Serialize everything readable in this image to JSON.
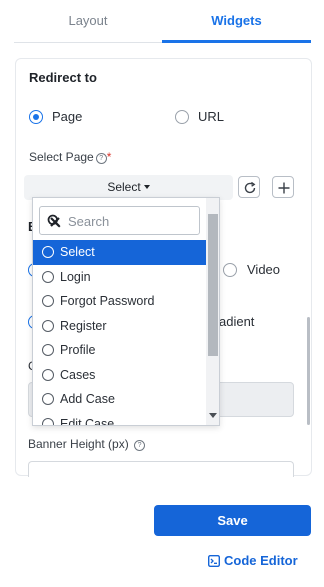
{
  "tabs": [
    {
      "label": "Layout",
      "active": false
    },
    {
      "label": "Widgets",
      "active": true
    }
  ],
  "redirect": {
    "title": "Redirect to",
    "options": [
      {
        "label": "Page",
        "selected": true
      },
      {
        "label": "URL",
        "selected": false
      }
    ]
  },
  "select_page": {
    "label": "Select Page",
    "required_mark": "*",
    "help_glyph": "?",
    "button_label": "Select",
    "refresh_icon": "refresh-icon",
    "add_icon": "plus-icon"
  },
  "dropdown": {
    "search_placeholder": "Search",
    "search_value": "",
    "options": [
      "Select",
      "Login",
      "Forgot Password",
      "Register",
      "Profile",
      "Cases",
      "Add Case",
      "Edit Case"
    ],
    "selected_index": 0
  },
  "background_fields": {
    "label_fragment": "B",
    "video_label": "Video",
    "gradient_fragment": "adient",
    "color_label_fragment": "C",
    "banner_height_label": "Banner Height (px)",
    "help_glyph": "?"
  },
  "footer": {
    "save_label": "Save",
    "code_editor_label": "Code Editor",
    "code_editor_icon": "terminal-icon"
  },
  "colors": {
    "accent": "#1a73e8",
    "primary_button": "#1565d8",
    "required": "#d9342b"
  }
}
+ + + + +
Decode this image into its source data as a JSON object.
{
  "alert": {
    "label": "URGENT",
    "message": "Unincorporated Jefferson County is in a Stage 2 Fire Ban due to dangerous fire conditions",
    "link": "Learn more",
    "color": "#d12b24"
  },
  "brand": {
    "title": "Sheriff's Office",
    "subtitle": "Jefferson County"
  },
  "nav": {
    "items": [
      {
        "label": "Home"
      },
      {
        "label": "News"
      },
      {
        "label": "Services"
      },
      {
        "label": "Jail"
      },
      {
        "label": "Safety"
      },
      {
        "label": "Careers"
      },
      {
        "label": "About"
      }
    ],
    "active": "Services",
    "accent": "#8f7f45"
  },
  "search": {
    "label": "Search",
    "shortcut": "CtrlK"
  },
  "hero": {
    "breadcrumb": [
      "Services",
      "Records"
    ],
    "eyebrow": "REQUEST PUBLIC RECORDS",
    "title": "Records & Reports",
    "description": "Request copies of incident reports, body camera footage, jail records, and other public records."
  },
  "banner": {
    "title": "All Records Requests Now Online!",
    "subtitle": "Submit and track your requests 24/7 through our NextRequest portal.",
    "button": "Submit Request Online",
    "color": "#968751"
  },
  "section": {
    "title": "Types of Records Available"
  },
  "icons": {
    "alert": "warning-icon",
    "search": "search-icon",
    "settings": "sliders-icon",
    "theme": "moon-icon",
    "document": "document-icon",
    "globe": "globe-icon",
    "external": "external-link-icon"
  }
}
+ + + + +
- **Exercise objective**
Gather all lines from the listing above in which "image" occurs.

- **Written reply**
Serialize everything readable in this image to JSON.
Decode this image into its source data as a JSON object.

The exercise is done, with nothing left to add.